**Interface dataset entries:**
════════

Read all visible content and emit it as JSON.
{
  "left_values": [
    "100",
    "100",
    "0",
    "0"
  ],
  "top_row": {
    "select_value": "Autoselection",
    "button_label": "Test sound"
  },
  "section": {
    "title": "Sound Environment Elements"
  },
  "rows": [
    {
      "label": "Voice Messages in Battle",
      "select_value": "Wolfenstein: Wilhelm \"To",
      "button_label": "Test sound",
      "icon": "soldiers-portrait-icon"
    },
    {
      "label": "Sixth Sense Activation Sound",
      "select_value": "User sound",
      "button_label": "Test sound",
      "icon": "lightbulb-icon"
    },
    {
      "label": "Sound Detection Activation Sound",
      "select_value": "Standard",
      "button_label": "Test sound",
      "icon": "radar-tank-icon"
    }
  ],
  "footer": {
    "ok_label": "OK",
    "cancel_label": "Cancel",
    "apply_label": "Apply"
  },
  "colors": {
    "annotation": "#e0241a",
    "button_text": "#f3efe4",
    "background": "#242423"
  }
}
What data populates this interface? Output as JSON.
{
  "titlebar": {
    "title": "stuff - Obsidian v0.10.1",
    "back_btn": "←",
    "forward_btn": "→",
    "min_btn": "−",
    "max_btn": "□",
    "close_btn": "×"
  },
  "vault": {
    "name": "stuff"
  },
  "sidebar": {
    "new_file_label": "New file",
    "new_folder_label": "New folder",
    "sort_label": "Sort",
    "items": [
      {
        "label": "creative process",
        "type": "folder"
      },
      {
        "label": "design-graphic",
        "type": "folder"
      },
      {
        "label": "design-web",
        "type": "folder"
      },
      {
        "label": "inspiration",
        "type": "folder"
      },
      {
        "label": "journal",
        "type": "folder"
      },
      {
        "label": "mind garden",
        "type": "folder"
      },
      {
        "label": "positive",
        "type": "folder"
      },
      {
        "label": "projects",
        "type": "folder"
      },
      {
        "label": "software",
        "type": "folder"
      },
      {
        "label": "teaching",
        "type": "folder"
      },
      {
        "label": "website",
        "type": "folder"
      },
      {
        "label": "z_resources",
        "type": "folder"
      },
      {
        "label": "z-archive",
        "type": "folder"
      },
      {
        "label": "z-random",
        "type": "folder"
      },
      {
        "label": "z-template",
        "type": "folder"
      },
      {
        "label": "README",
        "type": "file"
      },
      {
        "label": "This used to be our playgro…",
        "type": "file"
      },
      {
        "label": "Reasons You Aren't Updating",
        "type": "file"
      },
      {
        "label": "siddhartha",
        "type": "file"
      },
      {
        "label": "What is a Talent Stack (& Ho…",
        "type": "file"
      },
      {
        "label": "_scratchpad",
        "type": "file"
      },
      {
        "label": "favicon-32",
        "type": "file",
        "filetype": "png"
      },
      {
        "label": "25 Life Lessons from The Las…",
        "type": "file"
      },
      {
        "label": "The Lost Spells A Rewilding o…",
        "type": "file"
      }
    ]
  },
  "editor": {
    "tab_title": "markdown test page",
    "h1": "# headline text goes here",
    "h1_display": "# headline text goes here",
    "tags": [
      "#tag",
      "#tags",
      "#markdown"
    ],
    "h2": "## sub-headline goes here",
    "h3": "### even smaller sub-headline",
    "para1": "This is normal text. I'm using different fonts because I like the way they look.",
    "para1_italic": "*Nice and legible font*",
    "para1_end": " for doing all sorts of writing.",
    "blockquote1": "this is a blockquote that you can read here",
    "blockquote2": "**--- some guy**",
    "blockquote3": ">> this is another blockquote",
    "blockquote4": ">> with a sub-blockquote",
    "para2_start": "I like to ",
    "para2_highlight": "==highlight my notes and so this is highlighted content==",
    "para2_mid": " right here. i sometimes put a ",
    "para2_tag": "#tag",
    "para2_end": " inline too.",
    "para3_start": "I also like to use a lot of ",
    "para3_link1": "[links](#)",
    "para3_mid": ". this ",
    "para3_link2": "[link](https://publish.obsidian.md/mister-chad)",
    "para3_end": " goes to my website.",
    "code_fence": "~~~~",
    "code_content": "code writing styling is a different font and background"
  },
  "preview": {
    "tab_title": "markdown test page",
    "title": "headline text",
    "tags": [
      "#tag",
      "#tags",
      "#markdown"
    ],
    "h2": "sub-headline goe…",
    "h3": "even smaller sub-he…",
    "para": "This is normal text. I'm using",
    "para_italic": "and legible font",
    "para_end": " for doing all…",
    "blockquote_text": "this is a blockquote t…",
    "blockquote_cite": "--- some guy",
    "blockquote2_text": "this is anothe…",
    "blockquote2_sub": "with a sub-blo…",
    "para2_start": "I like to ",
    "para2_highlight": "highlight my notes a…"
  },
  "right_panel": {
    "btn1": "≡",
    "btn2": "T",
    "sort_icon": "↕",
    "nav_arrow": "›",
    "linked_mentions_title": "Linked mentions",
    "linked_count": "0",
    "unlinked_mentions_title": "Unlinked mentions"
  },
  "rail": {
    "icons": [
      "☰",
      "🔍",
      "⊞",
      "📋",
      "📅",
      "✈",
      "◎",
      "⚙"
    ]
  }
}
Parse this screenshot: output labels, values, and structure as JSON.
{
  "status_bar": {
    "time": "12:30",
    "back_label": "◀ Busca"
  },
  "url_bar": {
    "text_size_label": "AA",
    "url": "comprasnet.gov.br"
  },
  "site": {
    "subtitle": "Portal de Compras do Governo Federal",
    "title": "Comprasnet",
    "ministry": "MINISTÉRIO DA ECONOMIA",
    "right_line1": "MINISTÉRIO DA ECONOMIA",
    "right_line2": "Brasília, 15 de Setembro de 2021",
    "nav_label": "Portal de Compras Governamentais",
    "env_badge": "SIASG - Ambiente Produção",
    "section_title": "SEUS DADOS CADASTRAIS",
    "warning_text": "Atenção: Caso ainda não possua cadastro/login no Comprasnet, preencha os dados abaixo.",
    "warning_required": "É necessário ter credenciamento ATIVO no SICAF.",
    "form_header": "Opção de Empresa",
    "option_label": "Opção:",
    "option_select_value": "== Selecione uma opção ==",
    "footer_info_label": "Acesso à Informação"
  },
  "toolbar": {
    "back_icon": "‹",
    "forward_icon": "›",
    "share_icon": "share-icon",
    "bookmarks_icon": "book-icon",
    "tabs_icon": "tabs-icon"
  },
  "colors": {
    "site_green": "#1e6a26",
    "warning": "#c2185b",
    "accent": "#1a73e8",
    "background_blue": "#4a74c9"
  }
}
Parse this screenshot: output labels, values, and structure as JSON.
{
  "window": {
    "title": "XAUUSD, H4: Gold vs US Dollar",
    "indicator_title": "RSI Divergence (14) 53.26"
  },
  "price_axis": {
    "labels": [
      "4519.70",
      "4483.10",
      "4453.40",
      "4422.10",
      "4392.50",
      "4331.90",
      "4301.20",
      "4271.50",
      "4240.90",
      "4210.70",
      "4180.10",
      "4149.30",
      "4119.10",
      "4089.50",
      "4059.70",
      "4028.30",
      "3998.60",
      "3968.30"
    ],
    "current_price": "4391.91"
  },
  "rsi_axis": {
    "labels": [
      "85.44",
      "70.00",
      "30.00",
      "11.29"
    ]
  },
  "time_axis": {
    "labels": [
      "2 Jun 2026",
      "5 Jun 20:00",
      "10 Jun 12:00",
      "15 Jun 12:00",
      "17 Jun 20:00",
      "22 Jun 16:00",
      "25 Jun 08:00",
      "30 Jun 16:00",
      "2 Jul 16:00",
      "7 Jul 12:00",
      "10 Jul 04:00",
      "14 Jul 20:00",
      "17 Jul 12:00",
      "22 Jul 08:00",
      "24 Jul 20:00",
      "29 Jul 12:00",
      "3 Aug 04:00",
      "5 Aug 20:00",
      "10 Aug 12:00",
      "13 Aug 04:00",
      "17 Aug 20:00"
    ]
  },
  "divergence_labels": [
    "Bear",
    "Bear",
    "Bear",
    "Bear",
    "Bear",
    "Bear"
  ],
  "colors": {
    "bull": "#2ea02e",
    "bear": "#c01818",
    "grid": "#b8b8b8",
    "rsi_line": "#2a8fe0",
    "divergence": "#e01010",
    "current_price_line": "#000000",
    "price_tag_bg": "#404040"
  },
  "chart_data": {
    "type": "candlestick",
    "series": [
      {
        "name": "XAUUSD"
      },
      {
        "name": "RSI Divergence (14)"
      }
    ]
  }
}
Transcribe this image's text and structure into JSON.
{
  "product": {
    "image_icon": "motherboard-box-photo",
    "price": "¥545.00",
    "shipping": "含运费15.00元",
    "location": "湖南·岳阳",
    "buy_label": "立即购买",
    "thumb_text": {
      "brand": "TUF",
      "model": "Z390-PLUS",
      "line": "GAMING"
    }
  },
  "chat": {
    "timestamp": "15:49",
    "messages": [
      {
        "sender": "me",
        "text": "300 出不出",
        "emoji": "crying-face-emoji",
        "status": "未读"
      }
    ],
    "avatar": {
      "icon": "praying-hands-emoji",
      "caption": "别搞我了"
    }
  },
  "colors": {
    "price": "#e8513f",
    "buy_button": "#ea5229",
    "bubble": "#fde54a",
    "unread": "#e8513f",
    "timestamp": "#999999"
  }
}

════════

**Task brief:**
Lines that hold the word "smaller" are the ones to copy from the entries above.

**Worked solution:**
    "h3": "### even smaller sub-headline",
    "h3": "even smaller sub-he…",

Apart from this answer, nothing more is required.